WHAT YOU WILL DO: Check each line of the entries below for the word "kind", and copy the lines that have it.

DATASET EXCERPTS START

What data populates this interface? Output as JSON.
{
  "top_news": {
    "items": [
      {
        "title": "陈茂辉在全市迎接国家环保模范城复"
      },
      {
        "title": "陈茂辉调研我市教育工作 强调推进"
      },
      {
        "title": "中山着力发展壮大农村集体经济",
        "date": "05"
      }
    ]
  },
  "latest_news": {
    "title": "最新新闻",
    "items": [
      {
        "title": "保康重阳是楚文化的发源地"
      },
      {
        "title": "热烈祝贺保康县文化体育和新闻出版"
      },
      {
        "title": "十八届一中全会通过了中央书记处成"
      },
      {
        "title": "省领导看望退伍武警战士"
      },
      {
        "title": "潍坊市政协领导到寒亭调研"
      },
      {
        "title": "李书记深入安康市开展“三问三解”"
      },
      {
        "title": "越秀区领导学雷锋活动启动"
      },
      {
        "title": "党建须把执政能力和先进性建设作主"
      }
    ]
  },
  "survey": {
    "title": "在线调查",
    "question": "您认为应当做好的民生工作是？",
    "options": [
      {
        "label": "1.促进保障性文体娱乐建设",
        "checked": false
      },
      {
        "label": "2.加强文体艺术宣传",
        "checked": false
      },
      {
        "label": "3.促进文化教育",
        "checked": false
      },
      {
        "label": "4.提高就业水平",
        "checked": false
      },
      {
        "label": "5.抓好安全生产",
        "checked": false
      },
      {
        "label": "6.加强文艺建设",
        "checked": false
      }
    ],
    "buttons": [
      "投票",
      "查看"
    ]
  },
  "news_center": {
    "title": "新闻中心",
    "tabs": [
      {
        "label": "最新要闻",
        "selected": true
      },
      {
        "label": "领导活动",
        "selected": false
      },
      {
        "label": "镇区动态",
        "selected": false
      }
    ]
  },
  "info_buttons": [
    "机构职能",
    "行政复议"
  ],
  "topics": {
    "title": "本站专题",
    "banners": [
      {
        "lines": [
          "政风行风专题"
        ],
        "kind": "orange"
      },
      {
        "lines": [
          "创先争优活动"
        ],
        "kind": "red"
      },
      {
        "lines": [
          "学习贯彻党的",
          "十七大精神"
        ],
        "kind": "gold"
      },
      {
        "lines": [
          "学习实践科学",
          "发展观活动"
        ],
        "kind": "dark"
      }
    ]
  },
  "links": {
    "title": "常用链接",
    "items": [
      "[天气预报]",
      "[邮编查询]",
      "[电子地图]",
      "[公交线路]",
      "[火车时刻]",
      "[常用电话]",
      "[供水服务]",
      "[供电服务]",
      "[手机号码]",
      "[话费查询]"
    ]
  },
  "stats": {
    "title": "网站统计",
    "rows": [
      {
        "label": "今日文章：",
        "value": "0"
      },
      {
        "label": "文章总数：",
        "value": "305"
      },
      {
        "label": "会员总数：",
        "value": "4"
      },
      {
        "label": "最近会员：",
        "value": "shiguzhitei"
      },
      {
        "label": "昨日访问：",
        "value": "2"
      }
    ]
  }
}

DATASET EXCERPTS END

RESPONSE TO THIS TASK:
        "kind": "orange"
        "kind": "red"
        "kind": "gold"
        "kind": "dark"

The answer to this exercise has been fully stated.